BLACK: Having fished with you on several occasions, I know the technique you use is considerably different from what the majority of Pennsylvania crappie anglers do. Southern anglers refer to it as “spider rigging” or “pushing jigs.” While I occasionally see boats with Ohio tags doing the jig pushing thing on Pymatuning or Shenango, it is extremely rare to see it done elsewhere in this state where the vast majority of crappie anglers either cast jigs, still-fish minnows or drift. Please elaborate on your presentation program.
CRAPPIE MATES: Spider rigging is an extreme slow-troll presentation utilizing long rods positioned off the front of the boat with heavy egg sinkers keeping each bait almost straight down from the tip of the rod.
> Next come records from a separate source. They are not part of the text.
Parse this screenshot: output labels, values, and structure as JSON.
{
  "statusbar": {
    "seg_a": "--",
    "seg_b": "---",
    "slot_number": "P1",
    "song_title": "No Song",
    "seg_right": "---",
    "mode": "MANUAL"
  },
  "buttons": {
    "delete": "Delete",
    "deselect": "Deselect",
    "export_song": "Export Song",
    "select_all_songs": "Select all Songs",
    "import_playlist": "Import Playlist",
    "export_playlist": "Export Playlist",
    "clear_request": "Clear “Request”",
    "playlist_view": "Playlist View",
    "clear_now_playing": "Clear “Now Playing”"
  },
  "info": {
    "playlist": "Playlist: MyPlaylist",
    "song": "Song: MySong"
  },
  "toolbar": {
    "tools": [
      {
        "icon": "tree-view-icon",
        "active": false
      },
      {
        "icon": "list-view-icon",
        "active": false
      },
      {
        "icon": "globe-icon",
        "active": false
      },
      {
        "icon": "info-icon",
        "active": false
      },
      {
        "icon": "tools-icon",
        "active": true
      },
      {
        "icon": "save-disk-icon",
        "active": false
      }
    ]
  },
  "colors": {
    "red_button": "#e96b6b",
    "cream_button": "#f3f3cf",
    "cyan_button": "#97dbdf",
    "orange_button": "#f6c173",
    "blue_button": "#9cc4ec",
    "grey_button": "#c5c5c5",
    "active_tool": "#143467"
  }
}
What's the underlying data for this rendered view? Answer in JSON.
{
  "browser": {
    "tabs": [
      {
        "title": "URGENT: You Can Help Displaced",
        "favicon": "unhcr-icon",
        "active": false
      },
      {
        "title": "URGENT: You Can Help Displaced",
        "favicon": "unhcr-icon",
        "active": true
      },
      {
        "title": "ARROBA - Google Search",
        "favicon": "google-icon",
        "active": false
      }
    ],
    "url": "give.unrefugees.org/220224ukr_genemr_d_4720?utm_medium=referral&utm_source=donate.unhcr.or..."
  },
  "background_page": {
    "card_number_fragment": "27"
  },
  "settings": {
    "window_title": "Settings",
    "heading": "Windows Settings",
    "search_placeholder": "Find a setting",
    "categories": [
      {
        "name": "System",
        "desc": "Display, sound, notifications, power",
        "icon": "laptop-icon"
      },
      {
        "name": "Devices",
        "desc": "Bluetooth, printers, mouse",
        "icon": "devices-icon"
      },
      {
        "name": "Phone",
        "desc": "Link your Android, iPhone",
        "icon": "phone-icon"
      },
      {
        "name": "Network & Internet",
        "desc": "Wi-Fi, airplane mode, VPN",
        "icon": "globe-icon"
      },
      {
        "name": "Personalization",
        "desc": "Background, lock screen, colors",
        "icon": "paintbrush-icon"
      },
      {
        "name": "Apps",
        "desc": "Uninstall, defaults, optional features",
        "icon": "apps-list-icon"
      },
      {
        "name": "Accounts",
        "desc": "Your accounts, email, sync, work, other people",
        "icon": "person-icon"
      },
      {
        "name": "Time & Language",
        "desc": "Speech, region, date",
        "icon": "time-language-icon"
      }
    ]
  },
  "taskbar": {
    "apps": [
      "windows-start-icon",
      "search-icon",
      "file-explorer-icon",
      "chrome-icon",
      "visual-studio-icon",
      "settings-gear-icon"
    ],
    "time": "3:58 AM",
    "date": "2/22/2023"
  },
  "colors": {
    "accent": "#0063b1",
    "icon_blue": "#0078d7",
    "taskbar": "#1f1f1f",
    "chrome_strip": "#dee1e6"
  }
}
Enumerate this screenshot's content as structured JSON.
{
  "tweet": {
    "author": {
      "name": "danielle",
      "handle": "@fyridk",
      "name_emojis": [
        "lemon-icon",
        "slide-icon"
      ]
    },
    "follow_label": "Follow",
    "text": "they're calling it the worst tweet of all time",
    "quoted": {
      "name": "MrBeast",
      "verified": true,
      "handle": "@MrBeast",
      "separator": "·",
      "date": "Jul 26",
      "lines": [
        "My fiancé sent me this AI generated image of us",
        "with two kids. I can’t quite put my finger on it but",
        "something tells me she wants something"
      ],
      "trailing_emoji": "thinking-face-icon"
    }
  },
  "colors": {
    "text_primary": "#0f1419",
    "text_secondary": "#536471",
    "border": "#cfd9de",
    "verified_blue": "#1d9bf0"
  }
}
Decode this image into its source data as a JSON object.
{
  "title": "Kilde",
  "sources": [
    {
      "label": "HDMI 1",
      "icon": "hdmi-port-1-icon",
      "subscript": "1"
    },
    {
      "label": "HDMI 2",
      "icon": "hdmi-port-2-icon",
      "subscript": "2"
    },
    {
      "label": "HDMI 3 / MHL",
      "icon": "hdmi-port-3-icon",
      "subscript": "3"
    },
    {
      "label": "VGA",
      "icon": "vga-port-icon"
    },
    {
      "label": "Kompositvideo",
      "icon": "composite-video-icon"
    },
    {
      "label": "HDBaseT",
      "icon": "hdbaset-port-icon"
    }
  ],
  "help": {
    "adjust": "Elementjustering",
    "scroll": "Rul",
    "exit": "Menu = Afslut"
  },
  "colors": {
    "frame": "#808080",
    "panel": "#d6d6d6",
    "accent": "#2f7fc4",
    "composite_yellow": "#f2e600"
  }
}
It works everywhere you find crappies.
The advantages of this presentation are: (1) being able to use multiple rods with baits positioned at different depths to strain the water, (2) having baits constantly in the water without casting and retrieving, and (3) keeping baits out front to be seen by crappies before the passing boat shadow and trolling motor noise spook the fish.
While anglers more readily accept spider rigging as useful when crappies are holding in deeper water, many northern anglers believe it cannot be effective when crappies are spawning in water less than 4 or 5 feet deep. That is a misconception. We routinely spider rig in water as shallow as 2 to 3 feet, having done so in May on both Pymatuning and Shenango.
Our rods are 12- and 14-foot B’n’M BGJP series with an orange tip. Our B’n’M Reels are spooled with hi-vis 10-pound Gamma Panfish Line. Then one arm of a three-way swivel is tied to the end of the line.
To the second arm of three-way, we attach a pre-tied snelled hook with a #1 Tur-Turn hook. When fishing up north, we put a large fathead minnow on the hook
To the third arm of the three-way, we tie a 3-foot leader of 8-pound Gamma Clear Polyflex line. A ½-ounce egg sinker is double wrapped on the leader, leaving approximately an 18-inch leader. When fishing Pymatuning and Shenango, we tie a 1/16-ounce Road Runner head with Bobby Garland Baby Shad Swim’r body to the tag end of the leader.
In the slightly dingy water of Pymatuning, crappies seem to favor Monkey Milk, Black Chartreuse, Bluegrass, or any combo with blue. However, in the dirty water of Shenango, we find color patterns in combination with either orange or chartreuse work best.
By having lines with a heavy egg sinker on long rods, the live minnow and 1/16-ounce jig are straight down below the rod tip; yet with enough slack to move for baits to move freely. The ½-ounce egg sinker rig is as effective in 14 feet of water as in 2 feet of water.
We use the trolling motor to creep forward, pushing jigs out in front of the boat. Each rod has bait set a slightly different depth, and we change the depth setting as we move from deeper water to shallower water. We watch the brightly colored rod tip for the slightest hint of a bite, then grab the rod and lift.
In Pennsylvania, you are permitted three rods per person. Therefore, two anglers fishing together can have six rods stick out the bow of the boat. This technique requires a very good rod holder system; we use Driftmaster Rod Holders.
The final piece of equipment we have that brings everything in front of the boat into view, is the new Garmin Panoptix LiveScope transducer with an Echo Map Plus sonar. This absolutely great forward reading sonar helps us see brushpiles, stumps and fish!